_What the task requires:_ Each record below has to be printed verbatim.

◆ ◆ ◆ ◆ ◆ ◆ ◆

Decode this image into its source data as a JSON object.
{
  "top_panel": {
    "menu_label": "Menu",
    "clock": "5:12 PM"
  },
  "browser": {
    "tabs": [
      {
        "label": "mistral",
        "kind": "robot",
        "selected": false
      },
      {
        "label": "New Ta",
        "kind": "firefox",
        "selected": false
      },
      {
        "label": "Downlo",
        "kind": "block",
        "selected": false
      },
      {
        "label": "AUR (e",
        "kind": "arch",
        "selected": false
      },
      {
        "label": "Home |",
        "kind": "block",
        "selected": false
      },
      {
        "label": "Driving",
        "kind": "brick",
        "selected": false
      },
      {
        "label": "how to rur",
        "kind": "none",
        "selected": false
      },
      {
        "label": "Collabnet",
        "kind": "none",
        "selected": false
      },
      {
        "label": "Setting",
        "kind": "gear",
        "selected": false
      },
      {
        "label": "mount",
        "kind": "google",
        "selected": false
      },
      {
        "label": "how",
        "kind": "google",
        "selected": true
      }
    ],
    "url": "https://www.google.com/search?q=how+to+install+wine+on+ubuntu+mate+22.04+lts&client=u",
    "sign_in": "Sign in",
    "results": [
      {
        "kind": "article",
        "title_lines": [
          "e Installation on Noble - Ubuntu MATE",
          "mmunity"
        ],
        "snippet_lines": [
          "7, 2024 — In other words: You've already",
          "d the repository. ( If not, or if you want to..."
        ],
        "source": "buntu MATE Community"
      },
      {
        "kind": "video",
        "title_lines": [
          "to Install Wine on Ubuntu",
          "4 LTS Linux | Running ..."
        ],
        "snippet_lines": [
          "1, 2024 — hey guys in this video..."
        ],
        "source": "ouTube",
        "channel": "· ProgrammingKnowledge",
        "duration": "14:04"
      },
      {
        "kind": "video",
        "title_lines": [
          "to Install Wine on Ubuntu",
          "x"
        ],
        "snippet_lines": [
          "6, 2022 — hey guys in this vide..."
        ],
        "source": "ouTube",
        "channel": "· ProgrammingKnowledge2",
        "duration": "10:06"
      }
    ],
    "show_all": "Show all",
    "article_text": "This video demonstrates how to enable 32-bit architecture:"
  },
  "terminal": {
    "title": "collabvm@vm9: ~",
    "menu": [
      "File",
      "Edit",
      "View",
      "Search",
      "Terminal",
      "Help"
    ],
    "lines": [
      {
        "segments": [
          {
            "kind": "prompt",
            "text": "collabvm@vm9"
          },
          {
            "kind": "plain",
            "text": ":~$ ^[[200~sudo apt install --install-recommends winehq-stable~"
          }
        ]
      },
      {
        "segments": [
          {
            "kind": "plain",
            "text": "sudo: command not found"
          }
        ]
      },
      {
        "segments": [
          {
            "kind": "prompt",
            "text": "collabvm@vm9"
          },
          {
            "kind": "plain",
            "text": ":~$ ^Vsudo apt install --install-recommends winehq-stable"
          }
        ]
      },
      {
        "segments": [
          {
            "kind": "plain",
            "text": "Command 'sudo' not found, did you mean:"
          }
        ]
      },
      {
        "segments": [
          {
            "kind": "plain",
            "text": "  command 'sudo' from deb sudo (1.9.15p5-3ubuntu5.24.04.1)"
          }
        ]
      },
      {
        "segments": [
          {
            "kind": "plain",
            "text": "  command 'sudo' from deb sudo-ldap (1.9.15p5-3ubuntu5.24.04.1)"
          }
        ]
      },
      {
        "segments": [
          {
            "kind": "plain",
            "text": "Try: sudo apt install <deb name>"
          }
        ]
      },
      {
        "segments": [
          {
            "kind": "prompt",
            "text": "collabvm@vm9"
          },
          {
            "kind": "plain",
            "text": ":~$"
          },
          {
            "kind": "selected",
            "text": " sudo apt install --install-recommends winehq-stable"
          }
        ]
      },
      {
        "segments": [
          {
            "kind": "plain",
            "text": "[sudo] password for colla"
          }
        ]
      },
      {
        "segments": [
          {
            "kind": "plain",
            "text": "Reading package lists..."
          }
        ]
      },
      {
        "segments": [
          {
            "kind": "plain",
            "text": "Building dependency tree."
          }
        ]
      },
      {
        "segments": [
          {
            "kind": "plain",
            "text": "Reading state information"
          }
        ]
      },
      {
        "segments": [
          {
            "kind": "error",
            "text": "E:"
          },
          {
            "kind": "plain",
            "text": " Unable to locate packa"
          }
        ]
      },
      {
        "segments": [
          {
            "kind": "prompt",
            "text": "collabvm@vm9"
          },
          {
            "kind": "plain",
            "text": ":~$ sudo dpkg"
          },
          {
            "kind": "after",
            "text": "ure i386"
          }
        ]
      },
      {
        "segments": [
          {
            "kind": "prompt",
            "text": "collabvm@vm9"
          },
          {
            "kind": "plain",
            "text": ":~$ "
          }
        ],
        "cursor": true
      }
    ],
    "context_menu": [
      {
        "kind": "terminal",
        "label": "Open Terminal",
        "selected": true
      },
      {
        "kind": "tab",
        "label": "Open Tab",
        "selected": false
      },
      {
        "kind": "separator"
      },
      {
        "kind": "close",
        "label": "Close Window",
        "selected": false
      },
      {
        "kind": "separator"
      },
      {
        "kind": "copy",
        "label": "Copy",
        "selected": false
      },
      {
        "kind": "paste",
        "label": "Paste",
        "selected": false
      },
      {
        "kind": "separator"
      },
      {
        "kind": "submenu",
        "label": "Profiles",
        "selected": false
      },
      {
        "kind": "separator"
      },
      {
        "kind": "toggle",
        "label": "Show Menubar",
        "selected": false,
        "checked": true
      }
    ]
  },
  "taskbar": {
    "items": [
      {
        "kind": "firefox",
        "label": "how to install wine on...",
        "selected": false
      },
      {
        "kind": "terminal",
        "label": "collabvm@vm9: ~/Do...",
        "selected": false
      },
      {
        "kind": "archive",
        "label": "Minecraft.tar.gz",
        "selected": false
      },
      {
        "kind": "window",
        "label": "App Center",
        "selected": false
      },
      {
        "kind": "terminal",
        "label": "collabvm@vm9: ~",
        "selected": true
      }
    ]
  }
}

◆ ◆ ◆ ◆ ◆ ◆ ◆

_Result for this task:_
Decode this image into its source data as a JSON object.
{
  "top_panel": {
    "menu_label": "Menu",
    "clock": "5:12 PM"
  },
  "browser": {
    "tabs": [
      {
        "label": "mistral",
        "kind": "robot",
        "selected": false
      },
      {
        "label": "New Ta",
        "kind": "firefox",
        "selected": false
      },
      {
        "label": "Downlo",
        "kind": "block",
        "selected": false
      },
      {
        "label": "AUR (e",
        "kind": "arch",
        "selected": false
      },
      {
        "label": "Home |",
        "kind": "block",
        "selected": false
      },
      {
        "label": "Driving",
        "kind": "brick",
        "selected": false
      },
      {
        "label": "how to rur",
        "kind": "none",
        "selected": false
      },
      {
        "label": "Collabnet",
        "kind": "none",
        "selected": false
      },
      {
        "label": "Setting",
        "kind": "gear",
        "selected": false
      },
      {
        "label": "mount",
        "kind": "google",
        "selected": false
      },
      {
        "label": "how",
        "kind": "google",
        "selected": true
      }
    ],
    "url": "https://www.google.com/search?q=how+to+install+wine+on+ubuntu+mate+22.04+lts&client=u",
    "sign_in": "Sign in",
    "results": [
      {
        "kind": "article",
        "title_lines": [
          "e Installation on Noble - Ubuntu MATE",
          "mmunity"
        ],
        "snippet_lines": [
          "7, 2024 — In other words: You've already",
          "d the repository. ( If not, or if you want to..."
        ],
        "source": "buntu MATE Community"
      },
      {
        "kind": "video",
        "title_lines": [
          "to Install Wine on Ubuntu",
          "4 LTS Linux | Running ..."
        ],
        "snippet_lines": [
          "1, 2024 — hey guys in this video..."
        ],
        "source": "ouTube",
        "channel": "· ProgrammingKnowledge",
        "duration": "14:04"
      },
      {
        "kind": "video",
        "title_lines": [
          "to Install Wine on Ubuntu",
          "x"
        ],
        "snippet_lines": [
          "6, 2022 — hey guys in this vide..."
        ],
        "source": "ouTube",
        "channel": "· ProgrammingKnowledge2",
        "duration": "10:06"
      }
    ],
    "show_all": "Show all",
    "article_text": "This video demonstrates how to enable 32-bit architecture:"
  },
  "terminal": {
    "title": "collabvm@vm9: ~",
    "menu": [
      "File",
      "Edit",
      "View",
      "Search",
      "Terminal",
      "Help"
    ],
    "lines": [
      {
        "segments": [
          {
            "kind": "prompt",
            "text": "collabvm@vm9"
          },
          {
            "kind": "plain",
            "text": ":~$ ^[[200~sudo apt install --install-recommends winehq-stable~"
          }
        ]
      },
      {
        "segments": [
          {
            "kind": "plain",
            "text": "sudo: command not found"
          }
        ]
      },
      {
        "segments": [
          {
            "kind": "prompt",
            "text": "collabvm@vm9"
          },
          {
            "kind": "plain",
            "text": ":~$ ^Vsudo apt install --install-recommends winehq-stable"
          }
        ]
      },
      {
        "segments": [
          {
            "kind": "plain",
            "text": "Command 'sudo' not found, did you mean:"
          }
        ]
      },
      {
        "segments": [
          {
            "kind": "plain",
            "text": "  command 'sudo' from deb sudo (1.9.15p5-3ubuntu5.24.04.1)"
          }
        ]
      },
      {
        "segments": [
          {
            "kind": "plain",
            "text": "  command 'sudo' from deb sudo-ldap (1.9.15p5-3ubuntu5.24.04.1)"
          }
        ]
      },
      {
        "segments": [
          {
            "kind": "plain",
            "text": "Try: sudo apt install <deb name>"
          }
        ]
      },
      {
        "segments": [
          {
            "kind": "prompt",
            "text": "collabvm@vm9"
          },
          {
            "kind": "plain",
            "text": ":~$"
          },
          {
            "kind": "selected",
            "text": " sudo apt install --install-recommends winehq-stable"
          }
        ]
      },
      {
        "segments": [
          {
            "kind": "plain",
            "text": "[sudo] password for colla"
          }
        ]
      },
      {
        "segments": [
          {
            "kind": "plain",
            "text": "Reading package lists..."
          }
        ]
      },
      {
        "segments": [
          {
            "kind": "plain",
            "text": "Building dependency tree."
          }
        ]
      },
      {
        "segments": [
          {
            "kind": "plain",
            "text": "Reading state information"
          }
        ]
      },
      {
        "segments": [
          {
            "kind": "error",
            "text": "E:"
          },
          {
            "kind": "plain",
            "text": " Unable to locate packa"
          }
        ]
      },
      {
        "segments": [
          {
            "kind": "prompt",
            "text": "collabvm@vm9"
          },
          {
            "kind": "plain",
            "text": ":~$ sudo dpkg"
          },
          {
            "kind": "after",
            "text": "ure i386"
          }
        ]
      },
      {
        "segments": [
          {
            "kind": "prompt",
            "text": "collabvm@vm9"
          },
          {
            "kind": "plain",
            "text": ":~$ "
          }
        ],
        "cursor": true
      }
    ],
    "context_menu": [
      {
        "kind": "terminal",
        "label": "Open Terminal",
        "selected": true
      },
      {
        "kind": "tab",
        "label": "Open Tab",
        "selected": false
      },
      {
        "kind": "separator"
      },
      {
        "kind": "close",
        "label": "Close Window",
        "selected": false
      },
      {
        "kind": "separator"
      },
      {
        "kind": "copy",
        "label": "Copy",
        "selected": false
      },
      {
        "kind": "paste",
        "label": "Paste",
        "selected": false
      },
      {
        "kind": "separator"
      },
      {
        "kind": "submenu",
        "label": "Profiles",
        "selected": false
      },
      {
        "kind": "separator"
      },
      {
        "kind": "toggle",
        "label": "Show Menubar",
        "selected": false,
        "checked": true
      }
    ]
  },
  "taskbar": {
    "items": [
      {
        "kind": "firefox",
        "label": "how to install wine on...",
        "selected": false
      },
      {
        "kind": "terminal",
        "label": "collabvm@vm9: ~/Do...",
        "selected": false
      },
      {
        "kind": "archive",
        "label": "Minecraft.tar.gz",
        "selected": false
      },
      {
        "kind": "window",
        "label": "App Center",
        "selected": false
      },
      {
        "kind": "terminal",
        "label": "collabvm@vm9: ~",
        "selected": true
      }
    ]
  }
}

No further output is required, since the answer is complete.